Western Australia’s only Federal Parliamentarian independent of the major party machines, Senator Zhenya ‘Dio’ Wang, has called on the Government to come clean on potential plans to send Australians on an election ‘blind date’ as early as May in order to avoid handing down a Budget disaster by being in caretaker mode.
“Contradictory comments by the Attorney-General and Employment Minister this week about whether the Government is willing or not to negotiate with crossbenchers on amendments to the ABCC Bill suggest the Prime Minister’s so-called ‘inner sanctum’ has already banked on the Bill failing to pass the Senate,” said Senator Wang.
“But if this so-called trigger bill to an early double-dissolution election is voted down in the first days of the early recall of the Senate on April 18, how on earth will the PM publicly justify waiting another fortnight for the rescheduled Budget week to carry out his threat and pull that trigger to dissolve both houses?
“And with a Saturday poll required at least 33 days after the issue of the writs by the Governor-General when both houses are dissolved, Australians could be facing an election ‘blind date’ in May – which would, in a neat coincidence for a Government in caretaker mode – absolve them of having to hand down a Budget that must be of such internal concern that not even the Treasurer is told when Budget Day is.”
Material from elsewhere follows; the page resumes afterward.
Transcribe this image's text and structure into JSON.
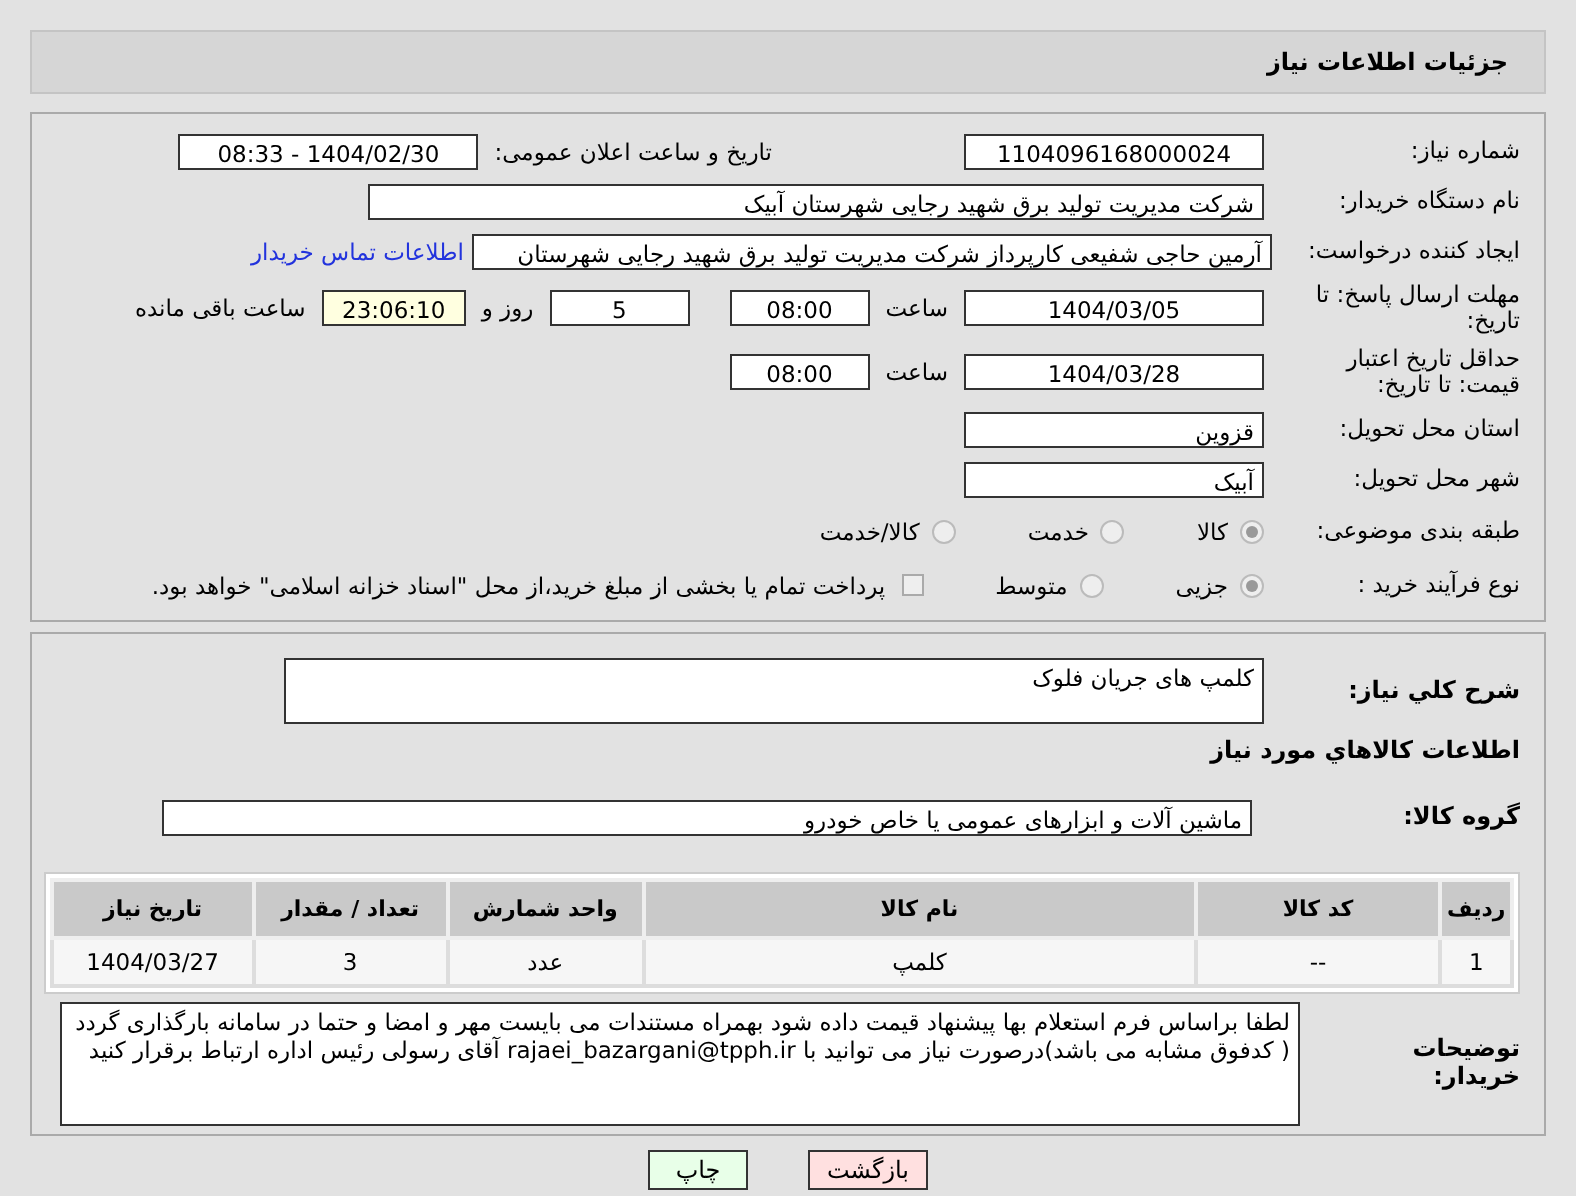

Senator Wang said Australians deserved certainty and stability from Government, not sophisticated political games of contrived chaos that cost taxpayers $1 million a day to recall Parliament three weeks early, just to force a vote on industrial relations legislation that could have been routinely considered in any of the usual Parliamentary sitting weeks throughout May and June.
“But that timing would inconveniently require the Government to hand down a Budget,” said Senator Wang.
He said scepticism about the Government’s sincerity on its claims the ABCC Bill was a critical issue of national importance had been fuelled by the Government’s choice last week to use the final routine Parliamentary sittings scheduled before Budget week to instead do a back-room deal with the Greens to stop the election of voices independent of major party machines to the Senate.
“When the Government unexpectedly announced its hasty deal with the Greens to lock out small voices from the Senate, there was a sudden cooling of discussions with my office, which had been ongoing since the start of the year about improving the ABCC Bill in line with the findings of the TURC report released at Christmas,” he said.
“So if the Government has no plans to govern in good faith consultations with democratically-elected Senators it wants to wipe out in a double-dissolution; if it simply wants the ABCC Bill to fail so it can run from a Budget disaster under the cover of a chaotic double-dissolution election, then don’t waste $1 million a day of taxpayers’ money by bringing back Parliament early just to play politics.
“Instead, have the courage of your convictions and take your industrial relations agenda and your Budget policies to a general election, without all the contrived chaos and confusion of a double-dissolution election designed to distract voters from their glaring policy vacuum and Budget black holes.”
Senator Wang said he was also deeply concerned that important work of the Senate would be axed in the event of a politically-motivated double-dissolution election.
This includes a groundbreaking inquiry into the establishment of a federal anti-corruption agency – with the power to scrutinise everyone from blue and white-collar workers and employers right up to politicians and party donors, and through to organisations from banks to bureaucracies to political parties – which Senator Wang recently secured with support from Labor and crossbenchers, despite the Government voting against it.
“A double-dissolution election would end this long-overdue Parliamentary inquiry into the establishment of a National Integrity Commission before a public hearing could even be held,” he warned.
Senator Wang said he had drawn attention to this risk in urgent correspondence to crossbenchers this week, which outlined ABCC amendments he had been finalising with the Government prior to the Bill being shelved in favour of passing laws restricting voters from electing non-major party Senators.
“These ABCC amendments have been drafted to balance accountability provisions for unions and workers with employers – for instance, to penalise corporates for sham contracting activity and wages exploitation – as well as to provide checks and balances for the use of coercive powers,” he said.
“However, since it was outside the scope of the ABCC Bill to expand it into a federal anti-corruption commission, we established the inquiry into the establishment of a National Integrity Commission to de-politicise debate on the ABCC and ensure it delivers on the broader recommendations of TURC.
“An NIC is vital to consider the additional material and issues about the wider issue of systemic corruption raised in the TURC report and I call on the Government must make an election commitment to Australians that the work of this inquiry will continue with bipartisan support – no matter what the election outcome.
“The Prime Minister now says the time for playing games is over, and I urge him to practise what he preaches and not play politics with Australians by picking a poll date motivated by political power games over good policies.
“These political power games have already been demonstrated by the top priority given to Senate voting changes – it’s quite clear this Government treats the Senate like stacking a House of Cards rather than as a democratically elected house of review.
“Just like House of Cards’ Frank Underwood is all about himself, speculation around an early double-dissolution election is all about protecting the interests of the Coalition. But while Underwood can bury his problems in graveyards, this Government’s only solution to its internal problems is a double-dissolution.
“Any responsible political party should put the national interest at the forefront of any decision-making.”